# How to interpret/compare R2 score(s)? [duplicate]

I know that an R² score of 1 is a perfect fit of the model to the truth, a 0 is an constant output regardless of the input, and that negative values are possible when the output varies, but there is no correlation with the input. (At least that's how I understand it?)

But... how do I interpret these values? Or: how do I compare two values with eachother? Comparing 0.8 with 0.9 is obvious: the 2nd value is better than the first. But how to compare low values with negative values?

For example, I have this graph:

The green curve is the measurement, while the blue curve is the prediction. I'd expect the R² score to be very low, because it clearly isn't a good prediction, but... turns out, it is a negative value: -1.19.

How do I know which is better? A score of 0.19? Or a score of -1.19?

considering a score of 0 means a constant (wrong) value, then -1.19 must be better than 0?

Follow-up Question: I'm working on a project where I compare several techniques by their R²-score. I was planning on drawing a bar-plot with all the results as an overview. How would I do this, when -1.19 is better than 0, but 1 is best?

Follow-up Question 2: Maybe I'm using the wrong type of metric for this kind of comparison? Am I?

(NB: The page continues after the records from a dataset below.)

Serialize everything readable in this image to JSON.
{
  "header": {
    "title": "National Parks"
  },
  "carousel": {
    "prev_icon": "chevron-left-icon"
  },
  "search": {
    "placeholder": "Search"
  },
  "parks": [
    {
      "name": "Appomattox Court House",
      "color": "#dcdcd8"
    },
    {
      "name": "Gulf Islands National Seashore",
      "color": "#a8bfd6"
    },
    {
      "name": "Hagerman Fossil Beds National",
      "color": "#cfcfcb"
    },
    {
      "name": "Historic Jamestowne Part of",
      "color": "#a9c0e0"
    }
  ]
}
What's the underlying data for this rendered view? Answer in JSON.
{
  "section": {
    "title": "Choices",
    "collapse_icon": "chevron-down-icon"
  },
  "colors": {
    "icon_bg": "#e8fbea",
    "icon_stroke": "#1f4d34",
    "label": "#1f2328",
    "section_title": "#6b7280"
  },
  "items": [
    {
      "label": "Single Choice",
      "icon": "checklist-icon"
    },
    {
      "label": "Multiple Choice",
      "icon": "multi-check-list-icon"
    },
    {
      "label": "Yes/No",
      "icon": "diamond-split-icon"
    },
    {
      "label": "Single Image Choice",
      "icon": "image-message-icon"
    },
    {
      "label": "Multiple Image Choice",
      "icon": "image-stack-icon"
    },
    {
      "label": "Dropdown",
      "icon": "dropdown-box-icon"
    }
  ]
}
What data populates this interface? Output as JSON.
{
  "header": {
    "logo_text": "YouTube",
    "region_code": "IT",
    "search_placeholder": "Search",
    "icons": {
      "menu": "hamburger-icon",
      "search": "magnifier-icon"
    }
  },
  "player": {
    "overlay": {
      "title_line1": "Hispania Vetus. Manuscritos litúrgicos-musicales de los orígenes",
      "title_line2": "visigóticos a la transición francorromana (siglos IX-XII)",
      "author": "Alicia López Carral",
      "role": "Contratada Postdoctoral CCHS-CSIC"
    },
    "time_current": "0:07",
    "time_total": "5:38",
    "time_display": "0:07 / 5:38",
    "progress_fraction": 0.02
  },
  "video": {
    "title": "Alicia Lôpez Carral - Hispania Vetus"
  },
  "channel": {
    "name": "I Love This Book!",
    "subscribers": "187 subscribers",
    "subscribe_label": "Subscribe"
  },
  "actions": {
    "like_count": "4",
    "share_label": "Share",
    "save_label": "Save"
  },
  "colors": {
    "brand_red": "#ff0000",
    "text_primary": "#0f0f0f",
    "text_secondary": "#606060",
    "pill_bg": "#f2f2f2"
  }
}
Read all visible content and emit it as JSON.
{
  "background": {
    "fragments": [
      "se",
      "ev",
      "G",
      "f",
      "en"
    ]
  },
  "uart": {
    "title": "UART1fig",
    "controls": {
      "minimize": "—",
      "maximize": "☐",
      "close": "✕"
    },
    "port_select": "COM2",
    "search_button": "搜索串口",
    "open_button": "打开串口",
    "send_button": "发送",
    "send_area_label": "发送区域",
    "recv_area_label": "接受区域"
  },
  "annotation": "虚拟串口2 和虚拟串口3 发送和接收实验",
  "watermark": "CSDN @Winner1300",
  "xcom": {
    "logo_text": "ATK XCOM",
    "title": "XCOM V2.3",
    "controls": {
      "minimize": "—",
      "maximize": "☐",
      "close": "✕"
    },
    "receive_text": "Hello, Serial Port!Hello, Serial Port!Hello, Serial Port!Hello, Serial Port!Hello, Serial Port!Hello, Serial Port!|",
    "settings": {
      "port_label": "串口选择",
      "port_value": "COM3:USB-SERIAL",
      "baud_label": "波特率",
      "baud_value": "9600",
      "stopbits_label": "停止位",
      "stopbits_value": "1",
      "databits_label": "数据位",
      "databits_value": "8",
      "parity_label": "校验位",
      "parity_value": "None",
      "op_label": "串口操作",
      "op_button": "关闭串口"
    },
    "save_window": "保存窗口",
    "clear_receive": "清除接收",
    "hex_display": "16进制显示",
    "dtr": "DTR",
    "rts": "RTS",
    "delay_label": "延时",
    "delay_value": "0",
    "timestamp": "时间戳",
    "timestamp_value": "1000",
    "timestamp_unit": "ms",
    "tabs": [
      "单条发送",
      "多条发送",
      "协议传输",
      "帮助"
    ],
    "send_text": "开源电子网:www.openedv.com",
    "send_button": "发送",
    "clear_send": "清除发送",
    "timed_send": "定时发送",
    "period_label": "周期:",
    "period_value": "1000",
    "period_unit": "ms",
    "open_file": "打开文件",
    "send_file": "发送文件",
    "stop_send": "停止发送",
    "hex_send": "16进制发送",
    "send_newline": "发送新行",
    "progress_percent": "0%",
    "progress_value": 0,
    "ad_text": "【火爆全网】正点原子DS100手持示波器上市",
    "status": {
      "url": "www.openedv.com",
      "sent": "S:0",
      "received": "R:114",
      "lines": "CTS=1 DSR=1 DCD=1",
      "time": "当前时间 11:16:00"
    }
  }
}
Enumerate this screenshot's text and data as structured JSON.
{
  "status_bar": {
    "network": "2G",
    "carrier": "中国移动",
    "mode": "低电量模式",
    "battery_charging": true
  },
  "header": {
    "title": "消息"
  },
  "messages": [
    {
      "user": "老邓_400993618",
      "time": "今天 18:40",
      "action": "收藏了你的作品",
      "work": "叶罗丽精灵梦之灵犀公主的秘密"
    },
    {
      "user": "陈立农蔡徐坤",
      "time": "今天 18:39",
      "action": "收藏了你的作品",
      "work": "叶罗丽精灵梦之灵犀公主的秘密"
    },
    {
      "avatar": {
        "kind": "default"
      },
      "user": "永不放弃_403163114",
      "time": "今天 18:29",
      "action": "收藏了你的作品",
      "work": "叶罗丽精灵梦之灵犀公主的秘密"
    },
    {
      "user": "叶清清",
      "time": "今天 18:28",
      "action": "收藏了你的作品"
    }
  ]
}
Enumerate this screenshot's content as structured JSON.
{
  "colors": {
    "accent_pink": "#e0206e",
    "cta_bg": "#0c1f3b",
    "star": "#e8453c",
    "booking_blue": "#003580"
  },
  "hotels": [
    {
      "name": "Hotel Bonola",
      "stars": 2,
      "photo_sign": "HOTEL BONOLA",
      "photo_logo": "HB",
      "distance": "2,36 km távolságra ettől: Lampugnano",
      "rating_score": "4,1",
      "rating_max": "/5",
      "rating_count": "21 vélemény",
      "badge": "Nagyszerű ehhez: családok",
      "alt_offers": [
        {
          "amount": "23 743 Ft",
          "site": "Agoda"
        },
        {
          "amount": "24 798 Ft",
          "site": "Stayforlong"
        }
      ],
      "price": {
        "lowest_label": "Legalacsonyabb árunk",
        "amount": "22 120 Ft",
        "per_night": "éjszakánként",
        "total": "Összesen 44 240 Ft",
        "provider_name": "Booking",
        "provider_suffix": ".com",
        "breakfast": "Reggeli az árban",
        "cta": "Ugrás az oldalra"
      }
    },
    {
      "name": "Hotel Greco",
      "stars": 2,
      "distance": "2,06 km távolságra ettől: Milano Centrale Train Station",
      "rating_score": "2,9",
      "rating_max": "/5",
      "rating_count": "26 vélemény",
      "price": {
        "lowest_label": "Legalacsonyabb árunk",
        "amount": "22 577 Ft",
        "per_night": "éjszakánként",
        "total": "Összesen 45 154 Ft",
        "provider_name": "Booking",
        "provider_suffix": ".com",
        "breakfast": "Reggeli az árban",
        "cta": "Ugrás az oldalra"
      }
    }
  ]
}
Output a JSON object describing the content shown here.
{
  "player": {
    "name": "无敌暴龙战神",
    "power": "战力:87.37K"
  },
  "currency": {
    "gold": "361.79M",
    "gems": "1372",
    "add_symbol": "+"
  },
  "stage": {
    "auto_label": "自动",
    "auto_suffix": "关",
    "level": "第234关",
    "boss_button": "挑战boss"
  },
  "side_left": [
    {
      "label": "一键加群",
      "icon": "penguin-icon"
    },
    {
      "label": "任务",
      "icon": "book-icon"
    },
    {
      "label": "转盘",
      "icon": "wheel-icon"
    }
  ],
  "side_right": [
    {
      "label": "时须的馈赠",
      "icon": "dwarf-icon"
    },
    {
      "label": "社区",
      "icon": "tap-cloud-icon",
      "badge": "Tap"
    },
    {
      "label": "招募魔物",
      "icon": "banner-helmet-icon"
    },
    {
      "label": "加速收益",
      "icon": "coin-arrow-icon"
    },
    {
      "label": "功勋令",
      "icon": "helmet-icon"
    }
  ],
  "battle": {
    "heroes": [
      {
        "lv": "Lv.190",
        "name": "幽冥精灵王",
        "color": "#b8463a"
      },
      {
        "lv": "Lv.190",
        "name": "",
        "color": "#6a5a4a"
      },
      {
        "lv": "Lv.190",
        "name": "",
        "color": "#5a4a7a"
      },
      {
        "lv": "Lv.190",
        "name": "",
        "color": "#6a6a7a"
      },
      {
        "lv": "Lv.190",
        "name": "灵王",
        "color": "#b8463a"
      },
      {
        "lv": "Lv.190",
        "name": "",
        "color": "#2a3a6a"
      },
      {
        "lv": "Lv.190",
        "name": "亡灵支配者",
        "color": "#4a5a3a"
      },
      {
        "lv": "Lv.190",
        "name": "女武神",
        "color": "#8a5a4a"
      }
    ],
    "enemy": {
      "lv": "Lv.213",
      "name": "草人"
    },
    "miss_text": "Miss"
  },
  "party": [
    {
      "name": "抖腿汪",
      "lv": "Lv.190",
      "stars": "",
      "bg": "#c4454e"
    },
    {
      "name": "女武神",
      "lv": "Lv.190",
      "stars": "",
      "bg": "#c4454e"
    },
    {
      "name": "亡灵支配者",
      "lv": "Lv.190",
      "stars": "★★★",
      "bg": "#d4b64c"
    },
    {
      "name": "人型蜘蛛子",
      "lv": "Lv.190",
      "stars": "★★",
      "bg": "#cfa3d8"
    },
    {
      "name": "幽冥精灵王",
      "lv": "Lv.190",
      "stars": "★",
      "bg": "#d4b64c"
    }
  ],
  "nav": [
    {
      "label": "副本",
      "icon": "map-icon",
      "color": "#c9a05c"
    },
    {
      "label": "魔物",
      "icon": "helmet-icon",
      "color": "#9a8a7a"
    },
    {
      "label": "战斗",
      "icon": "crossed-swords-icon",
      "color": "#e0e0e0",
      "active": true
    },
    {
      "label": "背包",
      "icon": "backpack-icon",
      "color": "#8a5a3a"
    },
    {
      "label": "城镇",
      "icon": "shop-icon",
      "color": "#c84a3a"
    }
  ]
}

• I use R-squared (R2) to tell me how much of the data variance is explained by the regression model, calculated as "R2 = 1.0 - (regression_error_variance / dependent_data_variance)" . If the model fits perfectly through all data points and that means all errors are zero, and the error variance is zero because all errors are equal value - in a perfect fit R2 = 1.0 - (0.0 / dependent_data_variance) or just 1.0. Using this calculation, R-squared can only be negative if the error variance is greater than the dependent data variance which would tell me that the model is horribly bad. Apr 12 '19 at 21:28
• – mkt
Aug 16 '19 at 19:29